More articles by:
bernie-the-sandernistas-cover-344x550
October 22, 2019
Gary Leupp
The Kurds as U.S. Sacrificial Lambs
Robert Fisk
Trump and the Retreat of the American Empire
John Feffer
Trump’s Endless Wars
Marshall Auerback
Will the GOP Become the Party of Blue-Collar Conservatism?
Medea Benjamin - Nicolas J. S. Davies
Trump’s Fake Withdrawal From Endless War
Dean Baker
Trump Declares Victory in China Trade War
Patrick Bond
Bretton Woods Institutions’ Neoliberal Over-Reach Leaves Global Governance in the Gutter
Robert Hunziker
XR Co-Founder Discusses Climate Emergency
John W. Whitehead
Terrorized, Traumatized and Killed: The Police State’s Deadly Toll on America’s Children
Evaggelos Vallianatos
A World Partnership for Ecopolitical Health and Security
Binoy Kampmark
The Decent Protester: a Down Under Creation
Frances Madeson
Pro-Democracy Movement in Haiti Swells Despite Police Violence
Mike Garrity
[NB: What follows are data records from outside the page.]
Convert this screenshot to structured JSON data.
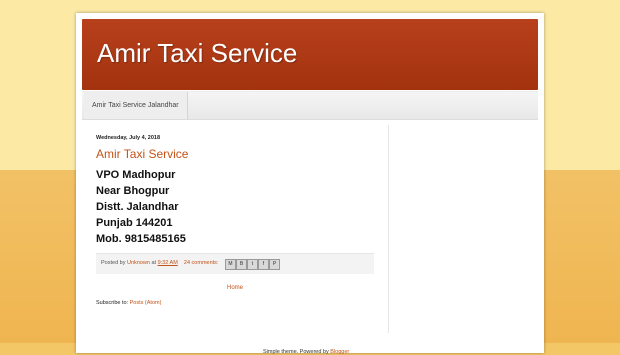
{
  "blog": {
    "title": "Amir Taxi Service"
  },
  "tabs": [
    {
      "label": "Amir Taxi Service Jalandhar"
    }
  ],
  "post": {
    "date": "Wednesday, July 4, 2018",
    "title": "Amir Taxi Service",
    "body_lines": [
      "VPO Madhopur",
      "Near Bhogpur",
      "Distt. Jalandhar",
      "Punjab 144201",
      "Mob. 9815485165"
    ],
    "footer": {
      "posted_by": "Posted by",
      "author": "Unknown",
      "at": "at",
      "time": "9:32 AM",
      "comments": "24 comments:"
    },
    "share_icons": [
      "email-icon",
      "blogthis-icon",
      "twitter-icon",
      "facebook-icon",
      "pinterest-icon"
    ]
  },
  "nav": {
    "home": "Home"
  },
  "subscribe": {
    "label": "Subscribe to:",
    "link": "Posts (Atom)"
  },
  "attribution": {
    "theme": "Simple theme. Powered by",
    "link": "Blogger"
  },
  "colors": {
    "header": "#b03a17",
    "link": "#c35317",
    "background": "#f3c766"
  }
}
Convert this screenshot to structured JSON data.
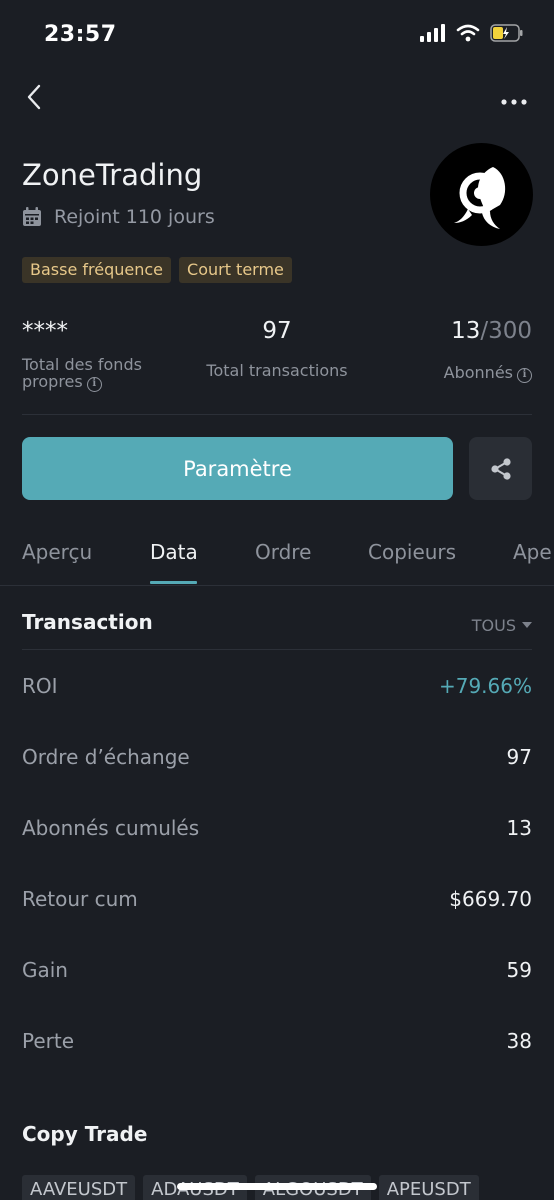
{
  "status_bar": {
    "time": "23:57"
  },
  "profile": {
    "name": "ZoneTrading",
    "joined": "Rejoint 110 jours",
    "tags": [
      "Basse fréquence",
      "Court terme"
    ]
  },
  "stats": {
    "funds": {
      "value": "****",
      "label_line1": "Total des fonds",
      "label_line2": "propres"
    },
    "transactions": {
      "value": "97",
      "label": "Total transactions"
    },
    "subscribers": {
      "current": "13",
      "max": "/300",
      "label": "Abonnés"
    }
  },
  "actions": {
    "param_label": "Paramètre"
  },
  "tabs": [
    {
      "label": "Aperçu"
    },
    {
      "label": "Data"
    },
    {
      "label": "Ordre"
    },
    {
      "label": "Copieurs"
    },
    {
      "label": "Ape"
    }
  ],
  "transaction": {
    "title": "Transaction",
    "filter": "TOUS",
    "rows": [
      {
        "label": "ROI",
        "value": "+79.66%"
      },
      {
        "label": "Ordre d’échange",
        "value": "97"
      },
      {
        "label": "Abonnés cumulés",
        "value": "13"
      },
      {
        "label": "Retour cum",
        "value": "$669.70"
      },
      {
        "label": "Gain",
        "value": "59"
      },
      {
        "label": "Perte",
        "value": "38"
      }
    ]
  },
  "copy_trade": {
    "title": "Copy Trade",
    "symbols": [
      "AAVEUSDT",
      "ADAUSDT",
      "ALGOUSDT",
      "APEUSDT"
    ]
  },
  "colors": {
    "accent": "#55aab6",
    "background": "#1b1e24",
    "tag_bg": "#3a3427",
    "tag_text": "#e7c88a"
  },
  "icons": [
    "back-icon",
    "more-icon",
    "calendar-icon",
    "rocket-logo-icon",
    "info-icon",
    "share-icon",
    "caret-down-icon",
    "signal-icon",
    "wifi-icon",
    "battery-icon"
  ]
}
Alliance for the Wild Rockies Challenges Logging and Burning Project in Methow Valley
Chelli Stanley
Change the Nation You Live In
Elliot Sperber
Humane War 
October 21, 2019
Jeffrey St. Clair
The Wolf at the Door: Adventures in Fundraising With Cockburn
Rev. William Alberts
Myopic Morality: The Rehabilitation of George W. Bush
Sheldon Richman
Let’s Make Sure the Nazis Killed in Vain
Horace G. Campbell
Chinese Revolution at 70: Twists and Turns, to What?
Jim Kavanagh
The Empire Steps Back
Ralph Nader
Where are the Influentials Who Find Trump Despicable?
Doug Johnson Hatlem
Poll Projection: Left-Leaning Jagmeet Singh to Share Power with Trudeau in Canada
Thomas Knapp
Excuses, Excuses: Now Hillary Clinton’s Attacking Her Own Party’s Candidates
Brian Terrell
The United States Air Force at Incirlik, Our National “Black Eye”
Paul Bentley
A Plea for More Cynicism, Not Less: Election Day in Canada
Walter Clemens
No Limits to Evil?
Robert Koehler
The Collusion of Church and State
Kathy Kelly
Taking Next Steps Toward Nuclear Abolition
Charlie Simmons
How the Tax System Rewards Polluters
Chuck Collins
Who is Buying Seattle? The Perils of the Luxury Real Estate Boom
Weekend Edition
October 18, 2019
Friday - Sunday
Anthony DiMaggio
Trump as the “Anti-War” President: on Misinformation in American Political Discourse
Jeffrey St. Clair
Roaming Charges: Where’s the Beef With Billionaires?
Rob Urie
Capitalism and the Violence of Environmental Decline
Paul Street
Bernie in the Deep Shit: Dismal Dem Debate Reflections
Andrew Levine
What’s So Awful About Foreign Interference?
T.J. Coles
Boris Johnson’s Brexit “Betrayal”: Elect a Clown, Expect a Pie in Your Face
Joseph Natoli
Trump on the March
Ashley Smith
Stop the Normalization of Concentration Camps
Pete Dolack
The Fight to Overturn the Latest Corporate Coup at Pacifica Has Only Begun
Jeremy Kuzmarov
Russophobia at Democratic Party Debate
Chris Gilbert
Forward! A Week of Protest in Catalonia
Daniel Beaumont
Pressing Done Here: Syria, Iraq and “Informed Discussion”
Daniel Warner
Greta the Disturber
M. G. Piety
“Grim Positivism” vs. Truthiness in Biography
John Kendall Hawkins
Journey to the Unknown Interior of (You)
FacebookTwitterRedditEmail